A RETIRED associate justice of the Supreme Court on Thursday said the legal remedy of quo warrranto could be used against public officers, including impeachable officials.

“Quo warranto is a process that attacks the validity of the title of a person to a public office… It can be used to question the right of the public officer to continue holding a public office if there is an irregularity in the title to the public office,” retired associate justice Antonio Eduardo B. Nachura said in a press briefing on the Constitutional Commission, whose subcommittee on the structure of the federal government he heads.

If the quo warranto proved the position invalid, Mr. Nachura said the public official was not “removed” but it would appear that “there was no valid appointment in the first place.”

But he declined to comment directly on the ongoing quo warranto case filed by Solicitor-General Jose C. Calida against Chief Justice Maria Loudes P.A. Sereno.

Also on Thursday, Ms. Sereno’s camp in a statement quoted a spokesman of hers, lawyer Jojo Lacanilao, as saying, “There is no allegation in the petition that the Chief Justice has any such ill-gotten wealth.”

“We have to remember that CJ Corona himself admitted that he had US$2.4 million and his defense centered on his interpretation that he was not required to declare his dollar deposits because of the confidentiality of foreign accounts under the Foreign Currency Deposit Act,” Lacanilao said regarding Ms. Sereno’s impeached predecessor, Renato C. Corona, who died four years after he was convicted by the Senate sitting as an impeachment court.

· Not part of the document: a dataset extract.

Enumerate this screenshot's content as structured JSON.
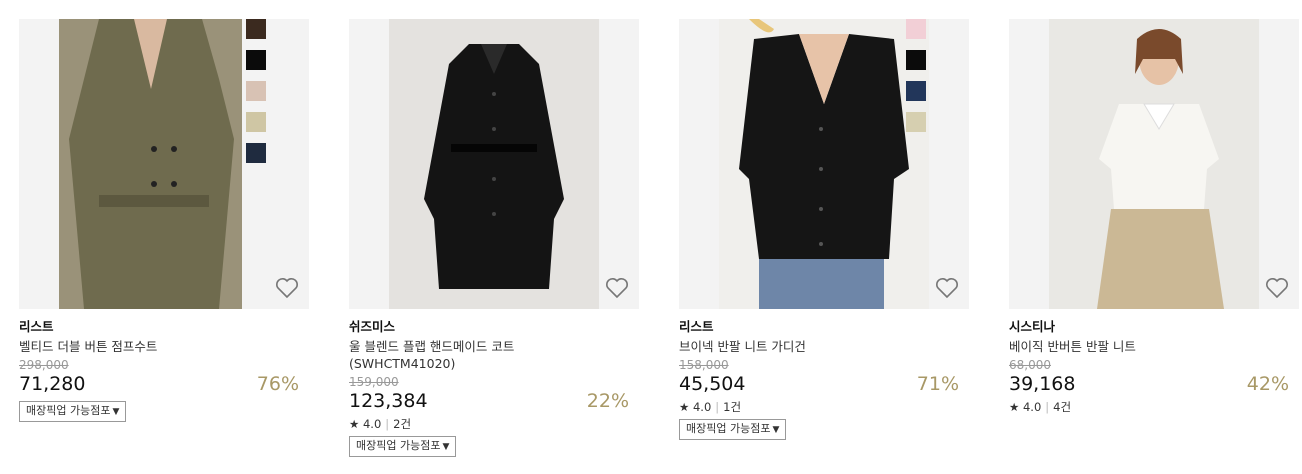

Mr. Lacanilao pointed out further that Mr. Corona also did not declare P80 million in local currency deposits as he claimed the funds were commingled, mostly belonging to his children and wife’s family corporation, the Basa-Guidote Enterprises Inc.

“One cannot draw parallels between the two chief justices because their cases are entirely different from each other. The difference is monumental,” Mr. Lacanilao said.

According to Mr. Lacanilao, statements of assets, liabilities and net worth (SALNs) are only relevant to the question of integrity if the issue is ill-gotten wealth.

The statement by the Sereno camp also pointed out that nine of her SALNs at the University of the Philippines (UP) had already been recovered aside from the 2002 SALN found in her 201 file at the university and her 1998 SALN with the Office of the Ombudsman.

The statement said Mr. Calida himself admitted that he had secured from UP records the other SALNs of the Chief Justice for the years 1985, 1990, 1991, 1993, 1994, 1995, 1996 and 1997. The records did not include the 1989 SALN that Ms. Sereno had recently retrieved from her files. — with Camille A. Aguinaldo